[Page and application data records]
================
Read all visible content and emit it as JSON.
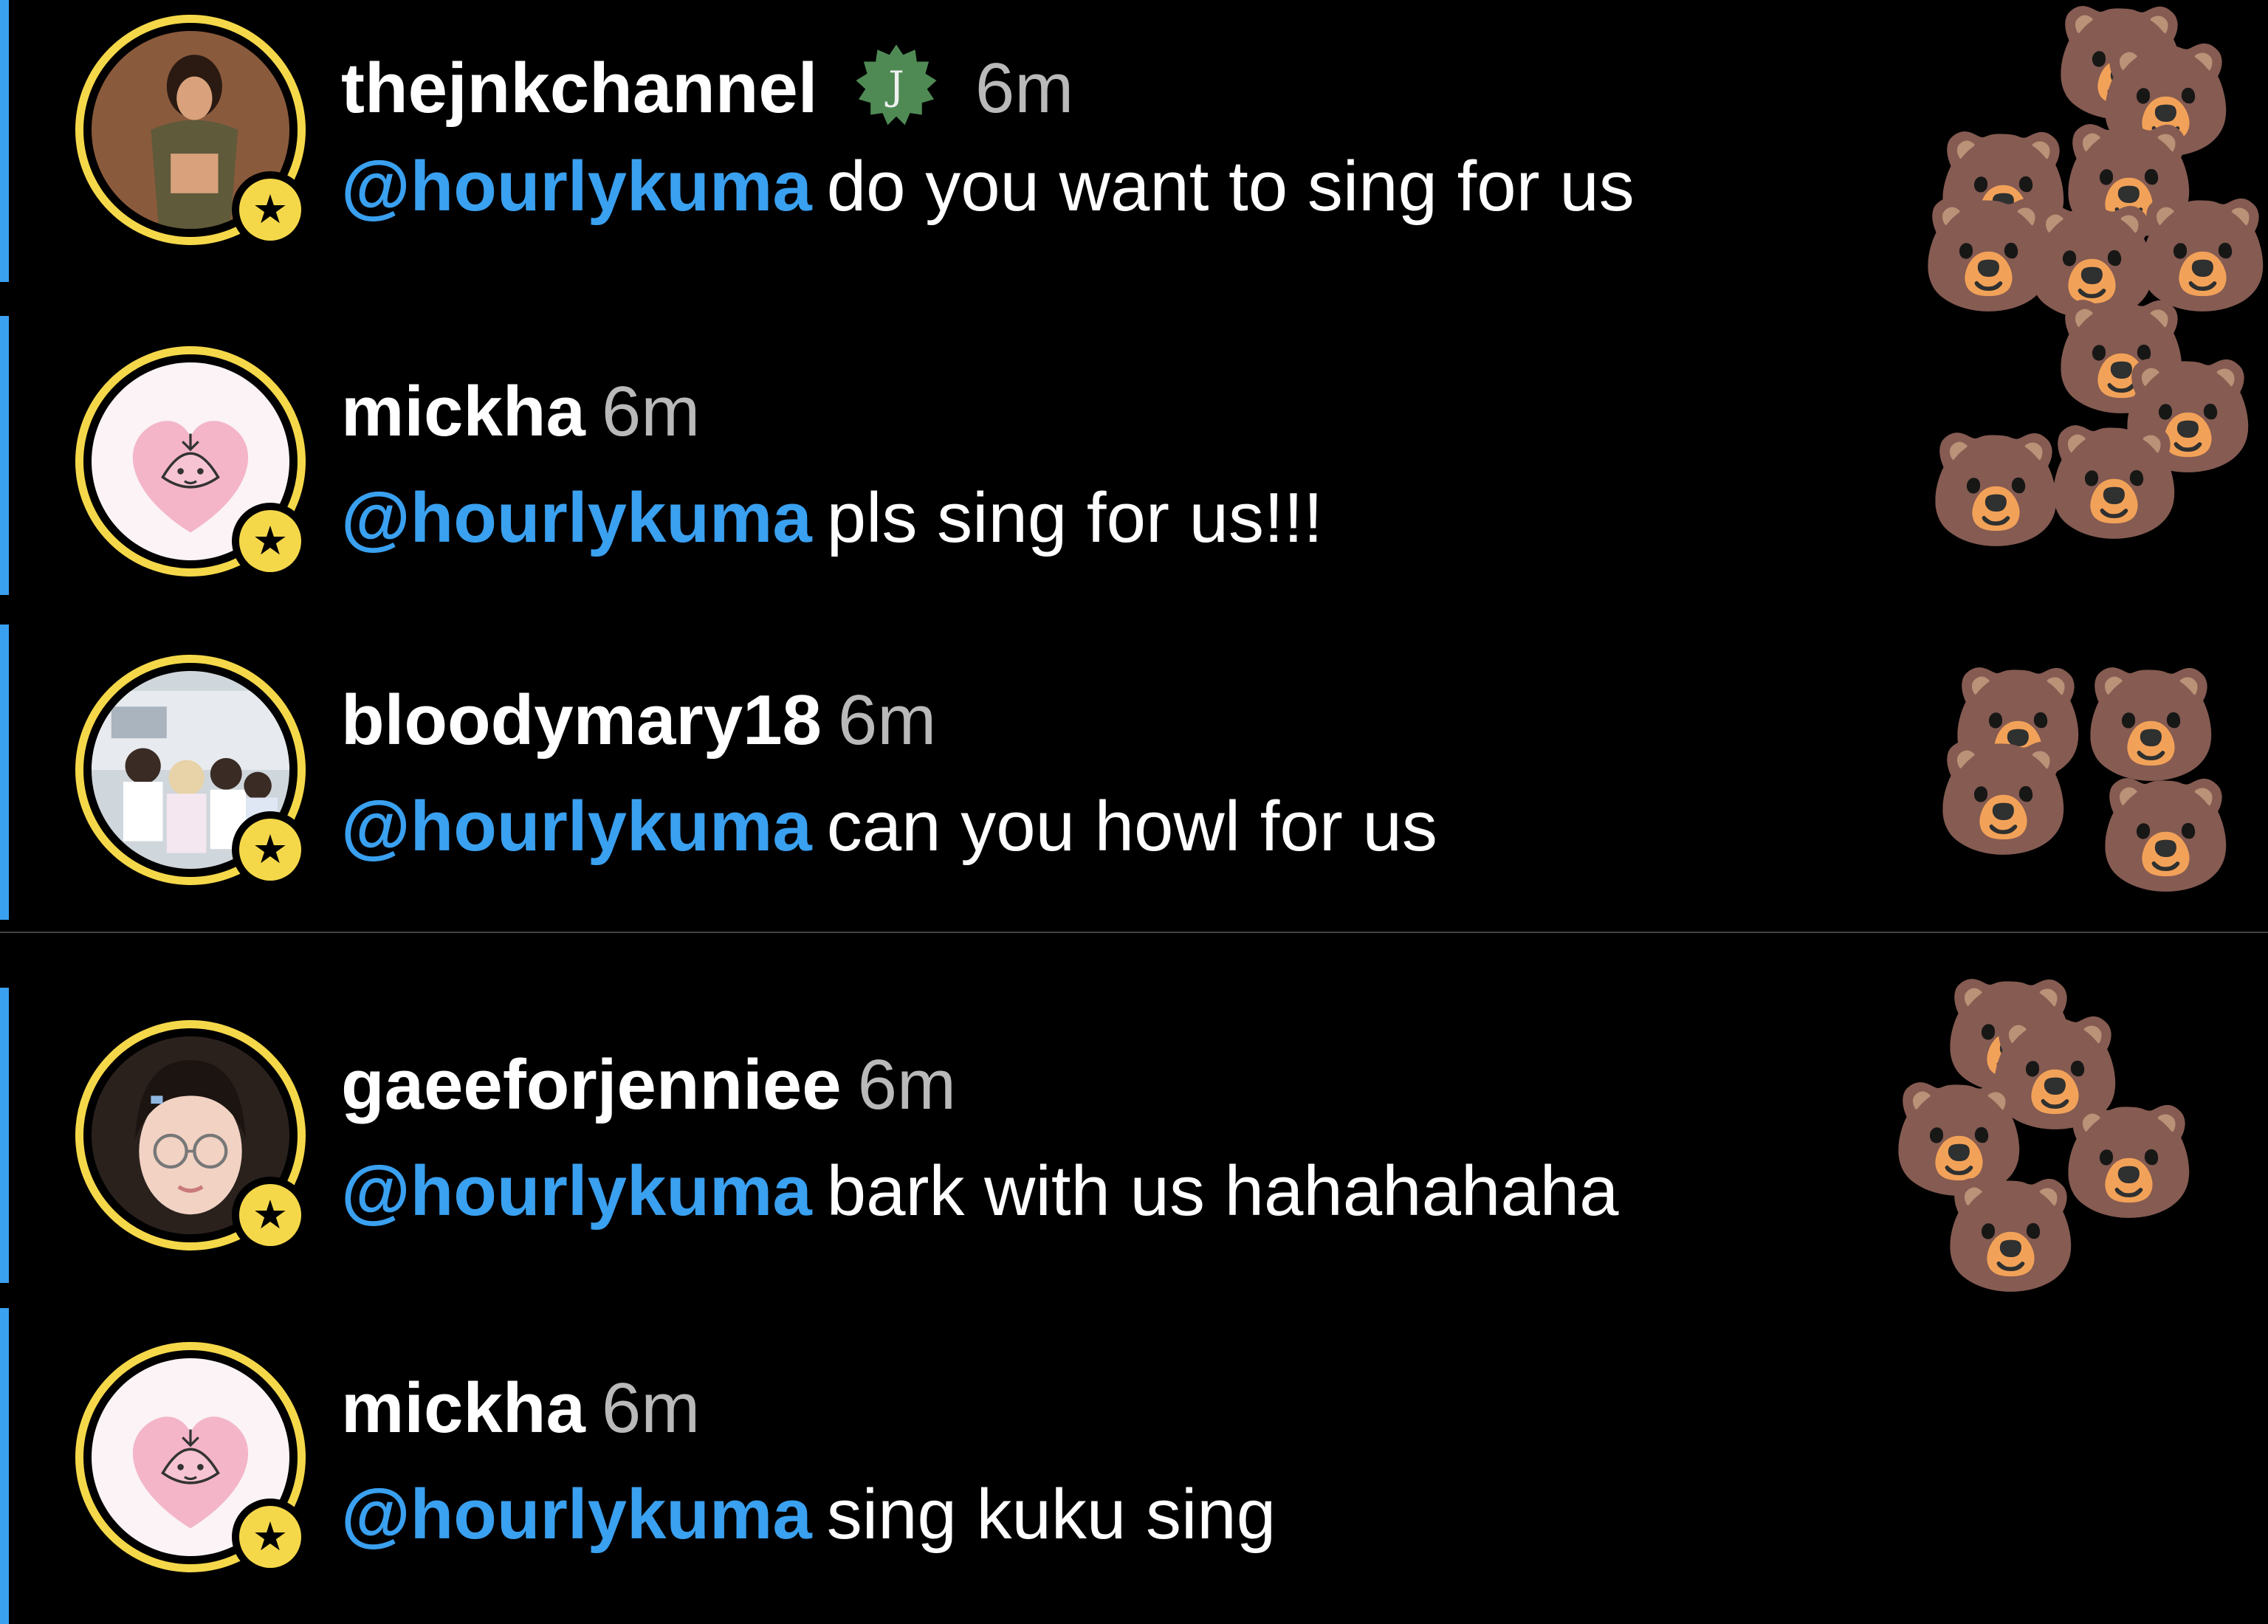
{
  "comments": [
    {
      "username": "thejnkchannel",
      "time": "6m",
      "verified_badge_letter": "J",
      "mention": "@hourlykuma",
      "text": "do you want to sing for us"
    },
    {
      "username": "mickha",
      "time": "6m",
      "mention": "@hourlykuma",
      "text": "pls sing for us!!!"
    },
    {
      "username": "bloodymary18",
      "time": "6m",
      "mention": "@hourlykuma",
      "text": "can you howl for us"
    },
    {
      "username": "gaeeforjenniee",
      "time": "6m",
      "mention": "@hourlykuma",
      "text": "bark with us hahahahaha"
    },
    {
      "username": "mickha",
      "time": "6m",
      "mention": "@hourlykuma",
      "text": "sing kuku sing"
    }
  ],
  "icons": {
    "star_badge": "star-icon",
    "bear_emoji": "🐻",
    "star_glyph": "★"
  },
  "colors": {
    "background": "#000000",
    "mention_blue": "#3aa0f0",
    "ring_yellow": "#f5d84a",
    "time_gray": "#b9b9b9"
  }
}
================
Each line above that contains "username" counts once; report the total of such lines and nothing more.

**FINISHED TASK:**
5